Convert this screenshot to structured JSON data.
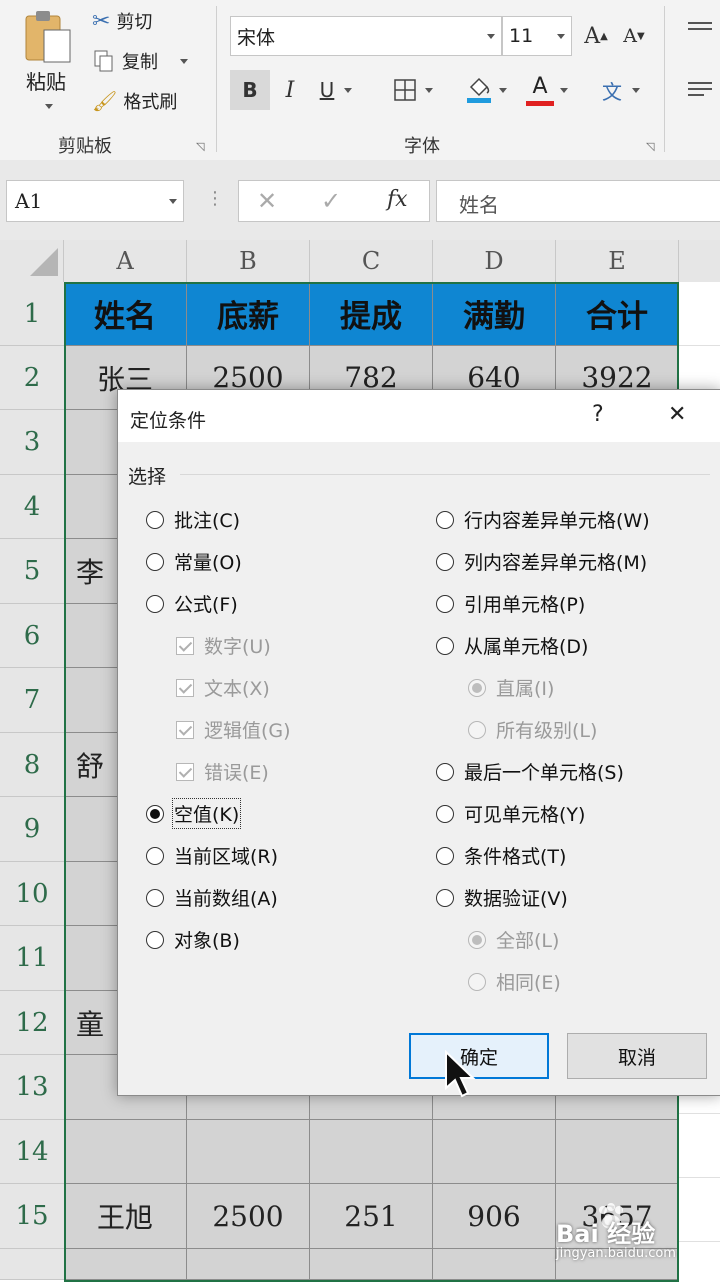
{
  "ribbon": {
    "clipboard": {
      "paste_label": "粘贴",
      "cut_label": "剪切",
      "copy_label": "复制",
      "format_painter_label": "格式刷",
      "group_label": "剪贴板"
    },
    "font": {
      "font_name": "宋体",
      "font_size": "11",
      "grow_label": "A",
      "shrink_label": "A",
      "bold_label": "B",
      "italic_label": "I",
      "underline_label": "U",
      "font_color_label": "A",
      "phonetic_label": "文",
      "group_label": "字体"
    }
  },
  "formula_bar": {
    "name_box": "A1",
    "fx_label": "fx",
    "content": "姓名"
  },
  "sheet": {
    "columns": [
      "A",
      "B",
      "C",
      "D",
      "E"
    ],
    "rows": [
      "1",
      "2",
      "3",
      "4",
      "5",
      "6",
      "7",
      "8",
      "9",
      "10",
      "11",
      "12",
      "13",
      "14",
      "15"
    ],
    "header_cells": [
      "姓名",
      "底薪",
      "提成",
      "满勤",
      "合计"
    ],
    "visible_cells": {
      "r2": [
        "张三",
        "2500",
        "782",
        "640",
        "3922"
      ],
      "r5a": "李",
      "r8a": "舒",
      "r12a": "童",
      "r15": [
        "王旭",
        "2500",
        "251",
        "906",
        "3657"
      ]
    },
    "colors": {
      "header_fill": "#0f86d2",
      "selection_fill": "#d3d3d3",
      "selection_border": "#207245"
    }
  },
  "dialog": {
    "title": "定位条件",
    "help_label": "?",
    "close_label": "✕",
    "section_label": "选择",
    "left_options": [
      {
        "label": "批注(C)",
        "selected": false
      },
      {
        "label": "常量(O)",
        "selected": false
      },
      {
        "label": "公式(F)",
        "selected": false
      },
      {
        "label": "数字(U)",
        "checked": true,
        "disabled": true
      },
      {
        "label": "文本(X)",
        "checked": true,
        "disabled": true
      },
      {
        "label": "逻辑值(G)",
        "checked": true,
        "disabled": true
      },
      {
        "label": "错误(E)",
        "checked": true,
        "disabled": true
      },
      {
        "label": "空值(K)",
        "selected": true
      },
      {
        "label": "当前区域(R)",
        "selected": false
      },
      {
        "label": "当前数组(A)",
        "selected": false
      },
      {
        "label": "对象(B)",
        "selected": false
      }
    ],
    "right_options": [
      {
        "label": "行内容差异单元格(W)",
        "selected": false
      },
      {
        "label": "列内容差异单元格(M)",
        "selected": false
      },
      {
        "label": "引用单元格(P)",
        "selected": false
      },
      {
        "label": "从属单元格(D)",
        "selected": false
      },
      {
        "label": "直属(I)",
        "selected": true,
        "disabled": true
      },
      {
        "label": "所有级别(L)",
        "selected": false,
        "disabled": true
      },
      {
        "label": "最后一个单元格(S)",
        "selected": false
      },
      {
        "label": "可见单元格(Y)",
        "selected": false
      },
      {
        "label": "条件格式(T)",
        "selected": false
      },
      {
        "label": "数据验证(V)",
        "selected": false
      },
      {
        "label": "全部(L)",
        "selected": true,
        "disabled": true
      },
      {
        "label": "相同(E)",
        "selected": false,
        "disabled": true
      }
    ],
    "ok_label": "确定",
    "cancel_label": "取消"
  },
  "watermark": {
    "brand": "Bai 经验",
    "url": "jingyan.baidu.com"
  }
}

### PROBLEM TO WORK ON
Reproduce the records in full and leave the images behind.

### WORKED SOLUTION
Convert this screenshot to structured JSON data.
{
  "ribbon": {
    "clipboard": {
      "paste_label": "粘贴",
      "cut_label": "剪切",
      "copy_label": "复制",
      "format_painter_label": "格式刷",
      "group_label": "剪贴板"
    },
    "font": {
      "font_name": "宋体",
      "font_size": "11",
      "grow_label": "A",
      "shrink_label": "A",
      "bold_label": "B",
      "italic_label": "I",
      "underline_label": "U",
      "font_color_label": "A",
      "phonetic_label": "文",
      "group_label": "字体"
    }
  },
  "formula_bar": {
    "name_box": "A1",
    "fx_label": "fx",
    "content": "姓名"
  },
  "sheet": {
    "columns": [
      "A",
      "B",
      "C",
      "D",
      "E"
    ],
    "rows": [
      "1",
      "2",
      "3",
      "4",
      "5",
      "6",
      "7",
      "8",
      "9",
      "10",
      "11",
      "12",
      "13",
      "14",
      "15"
    ],
    "header_cells": [
      "姓名",
      "底薪",
      "提成",
      "满勤",
      "合计"
    ],
    "visible_cells": {
      "r2": [
        "张三",
        "2500",
        "782",
        "640",
        "3922"
      ],
      "r5a": "李",
      "r8a": "舒",
      "r12a": "童",
      "r15": [
        "王旭",
        "2500",
        "251",
        "906",
        "3657"
      ]
    },
    "colors": {
      "header_fill": "#0f86d2",
      "selection_fill": "#d3d3d3",
      "selection_border": "#207245"
    }
  },
  "dialog": {
    "title": "定位条件",
    "help_label": "?",
    "close_label": "✕",
    "section_label": "选择",
    "left_options": [
      {
        "label": "批注(C)",
        "selected": false
      },
      {
        "label": "常量(O)",
        "selected": false
      },
      {
        "label": "公式(F)",
        "selected": false
      },
      {
        "label": "数字(U)",
        "checked": true,
        "disabled": true
      },
      {
        "label": "文本(X)",
        "checked": true,
        "disabled": true
      },
      {
        "label": "逻辑值(G)",
        "checked": true,
        "disabled": true
      },
      {
        "label": "错误(E)",
        "checked": true,
        "disabled": true
      },
      {
        "label": "空值(K)",
        "selected": true
      },
      {
        "label": "当前区域(R)",
        "selected": false
      },
      {
        "label": "当前数组(A)",
        "selected": false
      },
      {
        "label": "对象(B)",
        "selected": false
      }
    ],
    "right_options": [
      {
        "label": "行内容差异单元格(W)",
        "selected": false
      },
      {
        "label": "列内容差异单元格(M)",
        "selected": false
      },
      {
        "label": "引用单元格(P)",
        "selected": false
      },
      {
        "label": "从属单元格(D)",
        "selected": false
      },
      {
        "label": "直属(I)",
        "selected": true,
        "disabled": true
      },
      {
        "label": "所有级别(L)",
        "selected": false,
        "disabled": true
      },
      {
        "label": "最后一个单元格(S)",
        "selected": false
      },
      {
        "label": "可见单元格(Y)",
        "selected": false
      },
      {
        "label": "条件格式(T)",
        "selected": false
      },
      {
        "label": "数据验证(V)",
        "selected": false
      },
      {
        "label": "全部(L)",
        "selected": true,
        "disabled": true
      },
      {
        "label": "相同(E)",
        "selected": false,
        "disabled": true
      }
    ],
    "ok_label": "确定",
    "cancel_label": "取消"
  },
  "watermark": {
    "brand": "Bai 经验",
    "url": "jingyan.baidu.com"
  }
}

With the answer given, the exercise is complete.